The temperature of the air/exhaust gas mixture is set to maintain metal temperatures in the HRSG and steam turbine, and the interconnecting piping, within a “safe” range without having to use water for attemperation.

When the GT achieves 80% of its rated output, control of final steam temperature reverts to the spray-water attemperators better suited for service at near design conditions.

QuenchMaster™ is the name of the patent-pending system enhancement. Don’t confuse this with HRST’s recently announced economizer upgrade, ShockMaster™, designed to prevent tube cracking and other issues caused by damaging thermal gradients.

The air injection system is simple in design, and modular, for quick installation.

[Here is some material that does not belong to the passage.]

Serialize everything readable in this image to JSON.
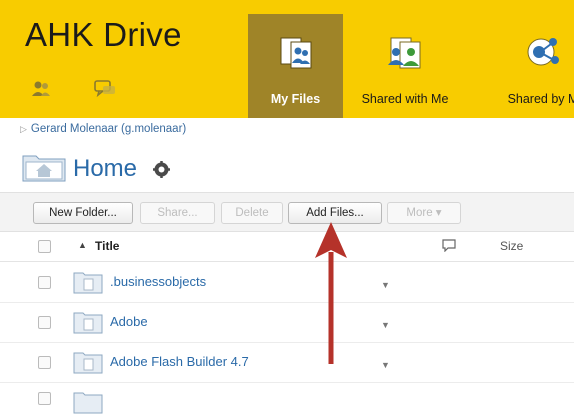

Main components are main air fan, ductwork, damper, damper seal-air fans, piping, and controls (Fig 1). Construction time is about three weeks for foundation and setting of equipment; tie-in can be completed within a week.

Sieben recommended a front-end cycling study for each prospective customer to determine the system’s applicability and benefits given the plant’s configuration and operating paradigm. She said this takes about six weeks to plan and execute because dispatch coordination is required. Lead time on equipment is about 12 weeks.

HRST did CFD and performance modeling on its first commercial installation—a 3 x 1 7FA-powered combined cycle—and nearly pinpoint design accuracy was verified by field measurements. The first application “worked right out of the box.” Sieben said she didn’t think CFD analysis generally was necessary for follow-on projects.

The plant that installed the first QuenchMaster is owned by a major utility (Fig 2). The editors did not have permission to attribute the following information on the installation without completing the company’s review process, which was not possible by press time. Here are the basic facts as the editors understand them:

QuenchMaster is programmed into the plant’s DCS as a permanent part of the facility’s operation. It is used during every startup from the time each GT reaches 20 MW until it achieves 140 MW. Before air attemperation was installed, the GTs couldn’t operate below 110 MW because of balance-of-plant equipment limitations.

Specifically, the boiler-feed pumps were maxed out (100% of rated speed) providing water for desuperheaters and inlet-duct water sprays, as well for maintaining drum levels. Note that the wasteful practice of spraying high-quality water directly into the exhaust gas stream also was tearing up the inlet duct liner. At 110 MW before QuenchMaster, the reheat attemperator was open to 45% and the main steam attemperator to 80%.

With air attemperation, the turbine can operate down to 90 MW with the feedpumps at 45% speed, the reheat attemperator closed, and the main-steam attemperator open only 15%. The wear and tear on pumps and spray-water control valves is reduced dramatically.

Long-term the benefits of QuenchMaster are potentially far more significant. Sieben estimated that the service life of main-steam piping—located about 80 ft above grade at this plant—may be three times as long with air attemperation than without. Experience at similar plants spraying to saturation, she continued, indicates you can expect failures within 10 years of service.

Regarding the lifetime of harps, failure to prevent moisture ingress means virtually instant failure of tubes receiving water. Therefore, eliminating over spray prevents it as a cause of tube failure. Of course, you can still get water ingress from leaking control valves, failure of the control system to stop attemperation on a trip, and buildup of condensate. CCJ